§ **MATERIAL FOR THE TASK**
--- --- ---

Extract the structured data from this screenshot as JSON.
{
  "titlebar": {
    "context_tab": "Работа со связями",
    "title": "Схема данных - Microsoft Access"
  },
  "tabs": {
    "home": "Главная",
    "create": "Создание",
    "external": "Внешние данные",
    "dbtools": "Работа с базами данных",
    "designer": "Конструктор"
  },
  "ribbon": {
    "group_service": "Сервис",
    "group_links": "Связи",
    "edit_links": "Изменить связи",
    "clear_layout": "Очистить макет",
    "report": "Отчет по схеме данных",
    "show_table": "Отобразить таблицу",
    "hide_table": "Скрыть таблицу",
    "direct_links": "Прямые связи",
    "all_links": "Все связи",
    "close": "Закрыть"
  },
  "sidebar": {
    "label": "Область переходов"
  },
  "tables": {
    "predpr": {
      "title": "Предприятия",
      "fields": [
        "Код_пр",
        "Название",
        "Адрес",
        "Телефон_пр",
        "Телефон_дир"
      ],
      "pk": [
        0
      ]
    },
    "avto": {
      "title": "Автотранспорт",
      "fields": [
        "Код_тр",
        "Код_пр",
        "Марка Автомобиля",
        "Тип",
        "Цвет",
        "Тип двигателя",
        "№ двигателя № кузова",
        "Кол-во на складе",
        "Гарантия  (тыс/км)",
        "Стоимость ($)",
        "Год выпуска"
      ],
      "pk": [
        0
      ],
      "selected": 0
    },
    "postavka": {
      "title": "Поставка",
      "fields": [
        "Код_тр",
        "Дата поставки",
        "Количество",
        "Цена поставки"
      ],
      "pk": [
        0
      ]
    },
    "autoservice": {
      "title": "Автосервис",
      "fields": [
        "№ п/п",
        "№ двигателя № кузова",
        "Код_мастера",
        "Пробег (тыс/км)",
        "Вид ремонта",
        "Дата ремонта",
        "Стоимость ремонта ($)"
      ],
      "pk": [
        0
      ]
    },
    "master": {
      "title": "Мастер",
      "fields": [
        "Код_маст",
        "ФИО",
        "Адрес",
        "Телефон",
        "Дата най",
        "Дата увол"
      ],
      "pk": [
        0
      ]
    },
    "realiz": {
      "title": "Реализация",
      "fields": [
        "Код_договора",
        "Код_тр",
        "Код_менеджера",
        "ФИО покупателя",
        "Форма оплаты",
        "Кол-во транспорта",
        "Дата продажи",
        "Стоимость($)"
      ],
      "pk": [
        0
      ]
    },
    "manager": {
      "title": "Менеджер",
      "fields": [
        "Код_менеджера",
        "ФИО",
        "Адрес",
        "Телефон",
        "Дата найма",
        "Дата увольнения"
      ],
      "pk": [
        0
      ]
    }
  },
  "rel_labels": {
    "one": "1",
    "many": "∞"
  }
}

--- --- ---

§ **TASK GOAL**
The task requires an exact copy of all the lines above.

§ **EXPECTED ANSWER**
Extract the structured data from this screenshot as JSON.
{
  "titlebar": {
    "context_tab": "Работа со связями",
    "title": "Схема данных - Microsoft Access"
  },
  "tabs": {
    "home": "Главная",
    "create": "Создание",
    "external": "Внешние данные",
    "dbtools": "Работа с базами данных",
    "designer": "Конструктор"
  },
  "ribbon": {
    "group_service": "Сервис",
    "group_links": "Связи",
    "edit_links": "Изменить связи",
    "clear_layout": "Очистить макет",
    "report": "Отчет по схеме данных",
    "show_table": "Отобразить таблицу",
    "hide_table": "Скрыть таблицу",
    "direct_links": "Прямые связи",
    "all_links": "Все связи",
    "close": "Закрыть"
  },
  "sidebar": {
    "label": "Область переходов"
  },
  "tables": {
    "predpr": {
      "title": "Предприятия",
      "fields": [
        "Код_пр",
        "Название",
        "Адрес",
        "Телефон_пр",
        "Телефон_дир"
      ],
      "pk": [
        0
      ]
    },
    "avto": {
      "title": "Автотранспорт",
      "fields": [
        "Код_тр",
        "Код_пр",
        "Марка Автомобиля",
        "Тип",
        "Цвет",
        "Тип двигателя",
        "№ двигателя № кузова",
        "Кол-во на складе",
        "Гарантия  (тыс/км)",
        "Стоимость ($)",
        "Год выпуска"
      ],
      "pk": [
        0
      ],
      "selected": 0
    },
    "postavka": {
      "title": "Поставка",
      "fields": [
        "Код_тр",
        "Дата поставки",
        "Количество",
        "Цена поставки"
      ],
      "pk": [
        0
      ]
    },
    "autoservice": {
      "title": "Автосервис",
      "fields": [
        "№ п/п",
        "№ двигателя № кузова",
        "Код_мастера",
        "Пробег (тыс/км)",
        "Вид ремонта",
        "Дата ремонта",
        "Стоимость ремонта ($)"
      ],
      "pk": [
        0
      ]
    },
    "master": {
      "title": "Мастер",
      "fields": [
        "Код_маст",
        "ФИО",
        "Адрес",
        "Телефон",
        "Дата най",
        "Дата увол"
      ],
      "pk": [
        0
      ]
    },
    "realiz": {
      "title": "Реализация",
      "fields": [
        "Код_договора",
        "Код_тр",
        "Код_менеджера",
        "ФИО покупателя",
        "Форма оплаты",
        "Кол-во транспорта",
        "Дата продажи",
        "Стоимость($)"
      ],
      "pk": [
        0
      ]
    },
    "manager": {
      "title": "Менеджер",
      "fields": [
        "Код_менеджера",
        "ФИО",
        "Адрес",
        "Телефон",
        "Дата найма",
        "Дата увольнения"
      ],
      "pk": [
        0
      ]
    }
  },
  "rel_labels": {
    "one": "1",
    "many": "∞"
  }
}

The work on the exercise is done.